▶ About this exercise: Which lines in the data below contain the string "title"? Show each one.
[Source information Boundary: Start]
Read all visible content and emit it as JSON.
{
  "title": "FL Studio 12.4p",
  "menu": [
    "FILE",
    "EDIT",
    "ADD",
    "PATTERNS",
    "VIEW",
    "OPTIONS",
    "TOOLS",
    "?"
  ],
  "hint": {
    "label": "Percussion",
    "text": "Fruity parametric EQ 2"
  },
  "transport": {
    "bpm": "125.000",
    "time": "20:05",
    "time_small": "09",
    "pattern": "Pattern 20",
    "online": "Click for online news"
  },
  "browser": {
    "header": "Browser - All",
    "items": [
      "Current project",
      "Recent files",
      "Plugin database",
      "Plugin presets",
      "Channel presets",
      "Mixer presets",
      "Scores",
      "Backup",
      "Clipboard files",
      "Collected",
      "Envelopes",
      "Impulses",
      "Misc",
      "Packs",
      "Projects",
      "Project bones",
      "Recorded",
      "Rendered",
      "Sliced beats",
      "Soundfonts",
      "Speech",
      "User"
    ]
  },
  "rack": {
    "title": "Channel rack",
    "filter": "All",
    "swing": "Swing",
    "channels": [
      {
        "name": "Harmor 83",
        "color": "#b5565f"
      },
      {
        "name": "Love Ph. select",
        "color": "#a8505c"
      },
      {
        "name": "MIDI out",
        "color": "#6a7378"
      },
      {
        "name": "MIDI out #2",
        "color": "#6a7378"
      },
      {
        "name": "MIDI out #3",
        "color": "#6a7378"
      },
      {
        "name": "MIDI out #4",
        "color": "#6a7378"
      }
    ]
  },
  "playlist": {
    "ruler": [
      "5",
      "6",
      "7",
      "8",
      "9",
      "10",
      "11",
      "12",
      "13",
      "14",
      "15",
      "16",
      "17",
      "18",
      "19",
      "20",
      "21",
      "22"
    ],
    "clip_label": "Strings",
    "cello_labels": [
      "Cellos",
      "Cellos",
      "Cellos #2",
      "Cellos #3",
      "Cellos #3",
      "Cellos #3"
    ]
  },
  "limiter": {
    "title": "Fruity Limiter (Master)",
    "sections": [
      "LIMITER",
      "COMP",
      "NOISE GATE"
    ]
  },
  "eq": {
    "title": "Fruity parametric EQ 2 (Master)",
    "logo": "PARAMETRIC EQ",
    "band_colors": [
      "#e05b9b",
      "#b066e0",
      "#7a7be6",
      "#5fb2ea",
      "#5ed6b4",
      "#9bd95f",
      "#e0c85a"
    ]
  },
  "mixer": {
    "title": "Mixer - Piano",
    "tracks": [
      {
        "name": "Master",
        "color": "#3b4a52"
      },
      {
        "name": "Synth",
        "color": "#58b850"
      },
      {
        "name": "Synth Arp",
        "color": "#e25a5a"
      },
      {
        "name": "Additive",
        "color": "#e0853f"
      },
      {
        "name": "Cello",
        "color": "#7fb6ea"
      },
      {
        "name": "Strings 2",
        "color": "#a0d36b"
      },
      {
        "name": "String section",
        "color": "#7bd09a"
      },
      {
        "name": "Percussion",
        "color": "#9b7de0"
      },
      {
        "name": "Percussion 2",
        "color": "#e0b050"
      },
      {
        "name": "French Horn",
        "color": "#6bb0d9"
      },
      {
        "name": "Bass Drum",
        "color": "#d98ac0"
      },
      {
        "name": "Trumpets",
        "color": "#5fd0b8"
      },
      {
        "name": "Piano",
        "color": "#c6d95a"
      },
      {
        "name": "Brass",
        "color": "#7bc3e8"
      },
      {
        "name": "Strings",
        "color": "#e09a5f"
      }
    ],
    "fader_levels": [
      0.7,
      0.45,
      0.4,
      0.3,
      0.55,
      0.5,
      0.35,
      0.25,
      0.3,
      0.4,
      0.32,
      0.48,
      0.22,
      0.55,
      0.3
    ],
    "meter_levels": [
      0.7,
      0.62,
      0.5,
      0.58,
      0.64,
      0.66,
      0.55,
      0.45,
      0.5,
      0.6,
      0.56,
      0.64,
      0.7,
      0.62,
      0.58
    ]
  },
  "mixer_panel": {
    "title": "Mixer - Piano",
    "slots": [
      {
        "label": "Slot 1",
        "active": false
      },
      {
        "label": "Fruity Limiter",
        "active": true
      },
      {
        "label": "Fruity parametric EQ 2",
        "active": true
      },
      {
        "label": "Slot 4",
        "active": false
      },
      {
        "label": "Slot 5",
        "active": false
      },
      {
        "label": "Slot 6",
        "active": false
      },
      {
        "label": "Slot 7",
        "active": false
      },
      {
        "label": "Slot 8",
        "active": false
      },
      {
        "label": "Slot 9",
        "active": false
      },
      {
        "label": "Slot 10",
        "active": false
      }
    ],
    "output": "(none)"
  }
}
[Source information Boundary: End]
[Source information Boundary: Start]
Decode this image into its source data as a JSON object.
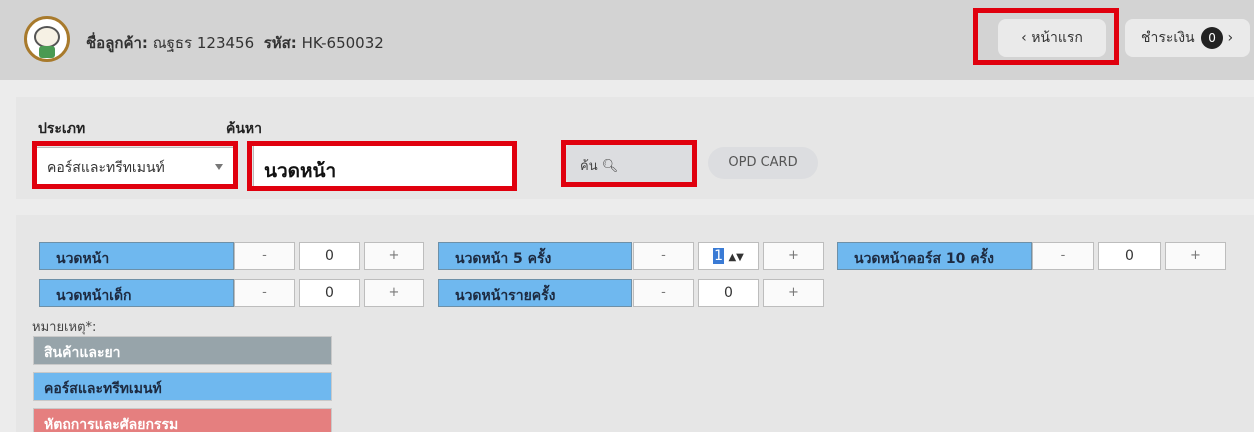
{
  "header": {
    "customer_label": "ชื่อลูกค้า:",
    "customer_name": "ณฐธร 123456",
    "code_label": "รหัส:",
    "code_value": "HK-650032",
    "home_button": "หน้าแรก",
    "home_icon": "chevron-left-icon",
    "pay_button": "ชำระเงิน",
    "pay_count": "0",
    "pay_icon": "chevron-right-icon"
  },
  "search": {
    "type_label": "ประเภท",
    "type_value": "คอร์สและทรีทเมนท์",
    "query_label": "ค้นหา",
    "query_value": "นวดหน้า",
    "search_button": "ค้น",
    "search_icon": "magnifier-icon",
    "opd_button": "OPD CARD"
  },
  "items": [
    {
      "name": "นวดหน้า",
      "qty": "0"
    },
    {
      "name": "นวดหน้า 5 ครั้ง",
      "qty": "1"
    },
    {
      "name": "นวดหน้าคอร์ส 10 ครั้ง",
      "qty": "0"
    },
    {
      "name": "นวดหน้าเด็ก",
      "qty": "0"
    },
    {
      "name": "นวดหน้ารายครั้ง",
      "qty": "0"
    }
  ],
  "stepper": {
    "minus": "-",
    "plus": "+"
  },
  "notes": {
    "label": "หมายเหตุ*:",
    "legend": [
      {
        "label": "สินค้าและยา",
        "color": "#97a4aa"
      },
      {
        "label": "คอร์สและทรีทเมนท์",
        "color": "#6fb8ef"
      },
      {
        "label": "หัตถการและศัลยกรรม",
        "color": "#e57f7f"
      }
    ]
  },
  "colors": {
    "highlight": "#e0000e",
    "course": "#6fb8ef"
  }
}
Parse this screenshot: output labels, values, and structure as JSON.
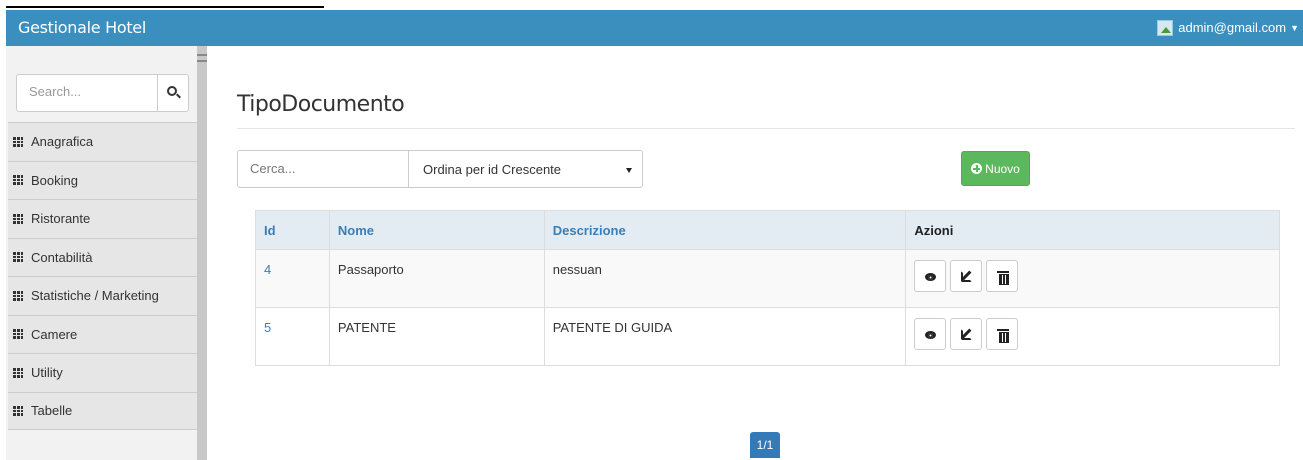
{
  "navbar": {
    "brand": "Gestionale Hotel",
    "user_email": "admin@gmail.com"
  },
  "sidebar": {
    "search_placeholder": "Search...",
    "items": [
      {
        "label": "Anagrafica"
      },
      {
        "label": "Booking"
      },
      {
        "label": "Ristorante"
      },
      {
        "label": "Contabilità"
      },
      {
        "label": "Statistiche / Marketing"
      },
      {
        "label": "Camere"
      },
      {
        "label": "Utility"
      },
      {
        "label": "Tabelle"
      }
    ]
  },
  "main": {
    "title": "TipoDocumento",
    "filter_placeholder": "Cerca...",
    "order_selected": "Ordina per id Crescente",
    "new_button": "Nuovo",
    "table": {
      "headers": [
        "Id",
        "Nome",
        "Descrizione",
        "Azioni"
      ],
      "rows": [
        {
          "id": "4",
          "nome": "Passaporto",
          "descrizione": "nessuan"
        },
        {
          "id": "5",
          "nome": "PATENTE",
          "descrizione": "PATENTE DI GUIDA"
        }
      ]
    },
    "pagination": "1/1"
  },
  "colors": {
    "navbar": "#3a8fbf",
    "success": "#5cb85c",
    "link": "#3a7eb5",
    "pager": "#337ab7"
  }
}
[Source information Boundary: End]
▶ Response box:
  "title": "FL Studio 12.4p",
    "title": "Channel rack",
    "title": "Fruity Limiter (Master)",
    "title": "Fruity parametric EQ 2 (Master)",
    "title": "Mixer - Piano",
    "title": "Mixer - Piano",
    "title": "TipoDocumento",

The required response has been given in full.